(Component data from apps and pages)
Start of Block

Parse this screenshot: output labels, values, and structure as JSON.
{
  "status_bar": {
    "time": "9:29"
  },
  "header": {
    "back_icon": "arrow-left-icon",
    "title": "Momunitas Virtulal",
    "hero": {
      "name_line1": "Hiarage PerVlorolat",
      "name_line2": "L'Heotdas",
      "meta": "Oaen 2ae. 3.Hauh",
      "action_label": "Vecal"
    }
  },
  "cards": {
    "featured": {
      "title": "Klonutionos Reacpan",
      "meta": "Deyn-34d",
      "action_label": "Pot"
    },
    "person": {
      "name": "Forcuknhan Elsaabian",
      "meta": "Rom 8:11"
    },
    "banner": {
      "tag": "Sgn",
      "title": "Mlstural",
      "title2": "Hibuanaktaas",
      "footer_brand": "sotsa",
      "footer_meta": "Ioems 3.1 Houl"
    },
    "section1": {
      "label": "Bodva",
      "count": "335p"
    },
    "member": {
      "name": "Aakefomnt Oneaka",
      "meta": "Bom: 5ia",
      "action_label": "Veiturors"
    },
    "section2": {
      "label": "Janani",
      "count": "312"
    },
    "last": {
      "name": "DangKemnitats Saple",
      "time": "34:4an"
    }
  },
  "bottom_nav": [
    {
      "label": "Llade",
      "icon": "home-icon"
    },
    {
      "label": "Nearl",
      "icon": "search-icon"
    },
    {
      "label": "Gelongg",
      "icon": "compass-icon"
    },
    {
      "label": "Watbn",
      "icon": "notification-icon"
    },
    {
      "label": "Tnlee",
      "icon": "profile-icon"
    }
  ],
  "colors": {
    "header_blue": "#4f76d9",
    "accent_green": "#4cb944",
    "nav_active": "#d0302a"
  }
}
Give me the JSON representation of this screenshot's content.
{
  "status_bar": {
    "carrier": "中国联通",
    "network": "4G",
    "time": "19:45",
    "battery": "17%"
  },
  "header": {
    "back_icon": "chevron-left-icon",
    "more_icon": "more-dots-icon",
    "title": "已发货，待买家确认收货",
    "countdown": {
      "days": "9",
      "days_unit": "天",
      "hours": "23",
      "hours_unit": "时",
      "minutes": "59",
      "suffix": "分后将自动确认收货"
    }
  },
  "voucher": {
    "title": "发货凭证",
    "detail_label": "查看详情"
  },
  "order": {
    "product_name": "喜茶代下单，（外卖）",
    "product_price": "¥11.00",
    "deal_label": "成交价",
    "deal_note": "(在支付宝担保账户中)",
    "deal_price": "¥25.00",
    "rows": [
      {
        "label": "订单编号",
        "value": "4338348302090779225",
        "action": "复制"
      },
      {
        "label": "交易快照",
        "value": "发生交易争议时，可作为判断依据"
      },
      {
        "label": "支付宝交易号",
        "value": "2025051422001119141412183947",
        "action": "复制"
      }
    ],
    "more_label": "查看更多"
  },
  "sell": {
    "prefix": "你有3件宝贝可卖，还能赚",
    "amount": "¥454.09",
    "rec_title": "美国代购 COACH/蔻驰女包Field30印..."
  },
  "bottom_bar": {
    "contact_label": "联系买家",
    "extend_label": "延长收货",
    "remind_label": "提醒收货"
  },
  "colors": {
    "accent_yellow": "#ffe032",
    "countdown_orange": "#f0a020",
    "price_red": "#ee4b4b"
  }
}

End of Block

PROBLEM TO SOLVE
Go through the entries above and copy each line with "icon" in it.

FINAL ANSWER
    "back_icon": "arrow-left-icon",
      "icon": "home-icon"
      "icon": "search-icon"
      "icon": "compass-icon"
      "icon": "notification-icon"
      "icon": "profile-icon"
    "back_icon": "chevron-left-icon",
    "more_icon": "more-dots-icon",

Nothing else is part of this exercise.